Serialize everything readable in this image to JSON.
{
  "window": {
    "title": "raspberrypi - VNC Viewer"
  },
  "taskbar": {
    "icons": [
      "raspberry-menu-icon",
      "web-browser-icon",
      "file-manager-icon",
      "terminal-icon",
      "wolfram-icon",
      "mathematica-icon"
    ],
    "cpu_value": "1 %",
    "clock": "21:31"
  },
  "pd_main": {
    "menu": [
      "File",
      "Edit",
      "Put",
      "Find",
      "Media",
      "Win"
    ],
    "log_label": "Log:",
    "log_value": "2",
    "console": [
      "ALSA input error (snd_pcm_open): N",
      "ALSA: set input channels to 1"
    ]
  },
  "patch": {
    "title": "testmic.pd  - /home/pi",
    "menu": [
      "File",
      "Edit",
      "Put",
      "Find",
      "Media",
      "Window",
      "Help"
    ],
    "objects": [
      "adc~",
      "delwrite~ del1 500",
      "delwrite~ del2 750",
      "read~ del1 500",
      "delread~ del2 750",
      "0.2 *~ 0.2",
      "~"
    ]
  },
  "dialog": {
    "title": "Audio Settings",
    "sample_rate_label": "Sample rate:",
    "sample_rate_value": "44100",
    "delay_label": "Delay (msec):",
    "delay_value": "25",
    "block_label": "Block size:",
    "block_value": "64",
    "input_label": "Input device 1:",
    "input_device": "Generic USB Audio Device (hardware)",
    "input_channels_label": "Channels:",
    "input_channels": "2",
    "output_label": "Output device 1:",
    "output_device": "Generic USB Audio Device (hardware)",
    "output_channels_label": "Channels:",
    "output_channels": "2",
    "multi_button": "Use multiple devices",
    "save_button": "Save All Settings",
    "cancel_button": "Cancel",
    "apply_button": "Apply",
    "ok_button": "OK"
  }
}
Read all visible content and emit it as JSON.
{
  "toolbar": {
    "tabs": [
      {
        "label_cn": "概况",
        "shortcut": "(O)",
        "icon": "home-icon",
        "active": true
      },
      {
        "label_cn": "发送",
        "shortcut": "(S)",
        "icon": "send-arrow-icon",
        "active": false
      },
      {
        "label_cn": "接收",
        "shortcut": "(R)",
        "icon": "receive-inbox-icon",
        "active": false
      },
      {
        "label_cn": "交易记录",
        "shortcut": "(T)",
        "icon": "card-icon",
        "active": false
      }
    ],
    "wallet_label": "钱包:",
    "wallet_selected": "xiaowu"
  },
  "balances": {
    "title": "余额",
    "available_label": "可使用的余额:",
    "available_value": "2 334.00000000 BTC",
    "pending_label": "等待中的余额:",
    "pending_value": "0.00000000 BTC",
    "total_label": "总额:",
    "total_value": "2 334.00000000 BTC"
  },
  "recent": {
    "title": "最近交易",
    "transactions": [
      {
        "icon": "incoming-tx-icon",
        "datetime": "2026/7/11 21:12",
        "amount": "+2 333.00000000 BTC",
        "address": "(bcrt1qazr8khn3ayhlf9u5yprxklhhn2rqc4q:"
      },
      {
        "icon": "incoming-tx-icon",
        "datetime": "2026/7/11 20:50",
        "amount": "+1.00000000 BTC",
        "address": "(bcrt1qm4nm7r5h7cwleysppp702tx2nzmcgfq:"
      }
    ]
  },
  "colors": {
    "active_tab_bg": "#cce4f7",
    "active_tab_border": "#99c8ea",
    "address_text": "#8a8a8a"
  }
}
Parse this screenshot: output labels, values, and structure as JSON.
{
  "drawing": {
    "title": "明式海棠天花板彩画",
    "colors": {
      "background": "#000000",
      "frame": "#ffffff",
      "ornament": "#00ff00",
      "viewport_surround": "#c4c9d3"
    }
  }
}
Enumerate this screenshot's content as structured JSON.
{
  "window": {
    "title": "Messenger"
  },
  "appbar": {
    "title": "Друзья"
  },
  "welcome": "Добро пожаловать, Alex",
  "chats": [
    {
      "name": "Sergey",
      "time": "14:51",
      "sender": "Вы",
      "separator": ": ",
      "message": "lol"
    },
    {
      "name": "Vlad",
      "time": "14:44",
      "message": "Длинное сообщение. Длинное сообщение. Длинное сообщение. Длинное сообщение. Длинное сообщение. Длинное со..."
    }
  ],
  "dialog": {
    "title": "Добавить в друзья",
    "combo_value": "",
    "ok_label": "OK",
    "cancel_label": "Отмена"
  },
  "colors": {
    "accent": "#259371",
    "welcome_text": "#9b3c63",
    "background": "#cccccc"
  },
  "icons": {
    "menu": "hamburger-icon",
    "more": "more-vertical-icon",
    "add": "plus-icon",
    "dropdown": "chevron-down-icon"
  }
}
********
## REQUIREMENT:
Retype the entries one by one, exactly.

## YOUR RESPONSE:
Serialize everything readable in this image to JSON.
{
  "window": {
    "title": "raspberrypi - VNC Viewer"
  },
  "taskbar": {
    "icons": [
      "raspberry-menu-icon",
      "web-browser-icon",
      "file-manager-icon",
      "terminal-icon",
      "wolfram-icon",
      "mathematica-icon"
    ],
    "cpu_value": "1 %",
    "clock": "21:31"
  },
  "pd_main": {
    "menu": [
      "File",
      "Edit",
      "Put",
      "Find",
      "Media",
      "Win"
    ],
    "log_label": "Log:",
    "log_value": "2",
    "console": [
      "ALSA input error (snd_pcm_open): N",
      "ALSA: set input channels to 1"
    ]
  },
  "patch": {
    "title": "testmic.pd  - /home/pi",
    "menu": [
      "File",
      "Edit",
      "Put",
      "Find",
      "Media",
      "Window",
      "Help"
    ],
    "objects": [
      "adc~",
      "delwrite~ del1 500",
      "delwrite~ del2 750",
      "read~ del1 500",
      "delread~ del2 750",
      "0.2 *~ 0.2",
      "~"
    ]
  },
  "dialog": {
    "title": "Audio Settings",
    "sample_rate_label": "Sample rate:",
    "sample_rate_value": "44100",
    "delay_label": "Delay (msec):",
    "delay_value": "25",
    "block_label": "Block size:",
    "block_value": "64",
    "input_label": "Input device 1:",
    "input_device": "Generic USB Audio Device (hardware)",
    "input_channels_label": "Channels:",
    "input_channels": "2",
    "output_label": "Output device 1:",
    "output_device": "Generic USB Audio Device (hardware)",
    "output_channels_label": "Channels:",
    "output_channels": "2",
    "multi_button": "Use multiple devices",
    "save_button": "Save All Settings",
    "cancel_button": "Cancel",
    "apply_button": "Apply",
    "ok_button": "OK"
  }
}
Read all visible content and emit it as JSON.
{
  "toolbar": {
    "tabs": [
      {
        "label_cn": "概况",
        "shortcut": "(O)",
        "icon": "home-icon",
        "active": true
      },
      {
        "label_cn": "发送",
        "shortcut": "(S)",
        "icon": "send-arrow-icon",
        "active": false
      },
      {
        "label_cn": "接收",
        "shortcut": "(R)",
        "icon": "receive-inbox-icon",
        "active": false
      },
      {
        "label_cn": "交易记录",
        "shortcut": "(T)",
        "icon": "card-icon",
        "active": false
      }
    ],
    "wallet_label": "钱包:",
    "wallet_selected": "xiaowu"
  },
  "balances": {
    "title": "余额",
    "available_label": "可使用的余额:",
    "available_value": "2 334.00000000 BTC",
    "pending_label": "等待中的余额:",
    "pending_value": "0.00000000 BTC",
    "total_label": "总额:",
    "total_value": "2 334.00000000 BTC"
  },
  "recent": {
    "title": "最近交易",
    "transactions": [
      {
        "icon": "incoming-tx-icon",
        "datetime": "2026/7/11 21:12",
        "amount": "+2 333.00000000 BTC",
        "address": "(bcrt1qazr8khn3ayhlf9u5yprxklhhn2rqc4q:"
      },
      {
        "icon": "incoming-tx-icon",
        "datetime": "2026/7/11 20:50",
        "amount": "+1.00000000 BTC",
        "address": "(bcrt1qm4nm7r5h7cwleysppp702tx2nzmcgfq:"
      }
    ]
  },
  "colors": {
    "active_tab_bg": "#cce4f7",
    "active_tab_border": "#99c8ea",
    "address_text": "#8a8a8a"
  }
}
Parse this screenshot: output labels, values, and structure as JSON.
{
  "drawing": {
    "title": "明式海棠天花板彩画",
    "colors": {
      "background": "#000000",
      "frame": "#ffffff",
      "ornament": "#00ff00",
      "viewport_surround": "#c4c9d3"
    }
  }
}
Enumerate this screenshot's content as structured JSON.
{
  "window": {
    "title": "Messenger"
  },
  "appbar": {
    "title": "Друзья"
  },
  "welcome": "Добро пожаловать, Alex",
  "chats": [
    {
      "name": "Sergey",
      "time": "14:51",
      "sender": "Вы",
      "separator": ": ",
      "message": "lol"
    },
    {
      "name": "Vlad",
      "time": "14:44",
      "message": "Длинное сообщение. Длинное сообщение. Длинное сообщение. Длинное сообщение. Длинное сообщение. Длинное со..."
    }
  ],
  "dialog": {
    "title": "Добавить в друзья",
    "combo_value": "",
    "ok_label": "OK",
    "cancel_label": "Отмена"
  },
  "colors": {
    "accent": "#259371",
    "welcome_text": "#9b3c63",
    "background": "#cccccc"
  },
  "icons": {
    "menu": "hamburger-icon",
    "more": "more-vertical-icon",
    "add": "plus-icon",
    "dropdown": "chevron-down-icon"
  }
}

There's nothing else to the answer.